The amount of damage a hurricane causes depends on several keys factors besides the wind or hurricane rating. Just like earthquakes, the direction or angle – and speed – that the storm comes into land is very significant to the amount of potential damage or loss. You may think if it hits the shore quicker it would cause more damage, but actually if the storm slows down before landfall it is significantly more likely to be more destructive. Hurricane Isaac did slow down before hitting the Louisiana coast, and the people of Plaquemines Parish are in trouble.
“We haven’t seen anything like this, not even with Katrina,” said Billy Nungesser, the parish’s president. “Those areas that didn’t flood for Katrina were flooded for this storm. If this is a Category 1 storm, I don’t want to see anything stronger.”
It’s easy for us, basking in the summer sunshine here in Orange County to say, “Why didn’t they evacuate? Didn’t they learn anything from Katrina?” But don’t forget, Louisiana has a very depressed economy, and some people just don’t have the resources to relocate, even if their lives are potentially in danger.
We would like to share some helpful advice to those who are planning on battening down the hatches and staying put to ride out the storm:
- Hopefully, before a storm is even on the horizon, you have already put together an emergency kit and made a family communications plan in case of separation.
- Be familiar with your surroundings. You may not be at home when the storm hits.
- Research your home’s elevation level and whether the land is flood-prone. (This can happen in Tustin, by the way!) This will help you know how your property will be affected by a storm as it approaches.
- Are there levees and dams in your area? Determine whether they pose a hazard to you and your property.
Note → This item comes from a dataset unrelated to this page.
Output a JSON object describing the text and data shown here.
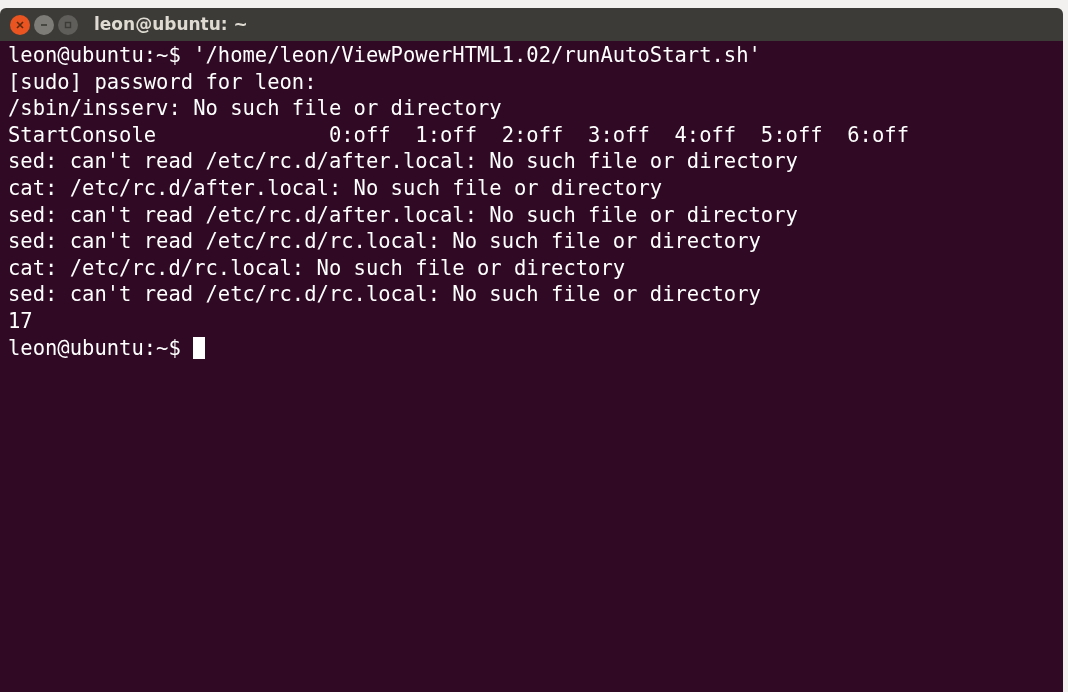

- Make a plan as to how you can utilize community hurricane evacuation routes to find higher ground, and how you will get there.
- Ensure you have the materials to secure your home. If you don’t have permanent storm shutters, which offer the best protection, board up windows with 5/8″ marine plywood, cut to fit and ready to install.
- NOTE: It’s an old wives’ tale that tape will prevent your windows from breaking. Don’t find out the hard way.
- Install straps or additional clips to securely fasten your roof to the frame structure in order to reduce roof damage.
- Trim trees and shrubs around your property to allow them to be more wind resistant—don’t discount the damage they can do to your home if uprooted.
- Make sure all rain gutters and downspouts are cleared.
- If the wind enters a garage, it can cause severe structural damage, so reinforce your garage doors.
- Bring all unsecured outdoor furniture, decorations, or garbage cans inside.
- Install a generator for emergency power.
- If you live in a high-rise building, be sure there’s a place for you to evacuate to below the 10th floor.
- If you have a boat, determine where and how to secure it.
- Don’t forget to take care of your pets! They are just as scared as you are. Click here for a list of things to do to prepare your pets for a hurricane.
Hurricane Isaac is moving northward at only 6 miles an hour, making it very difficult to send in emergency crews to the affected areas of Louisiana. About 60,000 people in New Orleans are without power. The National Weather Service said the storm’s slow passage increased the risk of tornadoes and flash floods hundreds of miles inland from Louisiana and across Mississippi and Alabama to Florida.
Hopefully Hurricane Isaac takes no lives and very few homes. There have already been over two dozen lives lost in Haiti. But Milestone Building Group of Orange County is ready to get to Louisiana and help its citizens back in their homes as soon as possible! We’re there when you need us, even if you’re not local.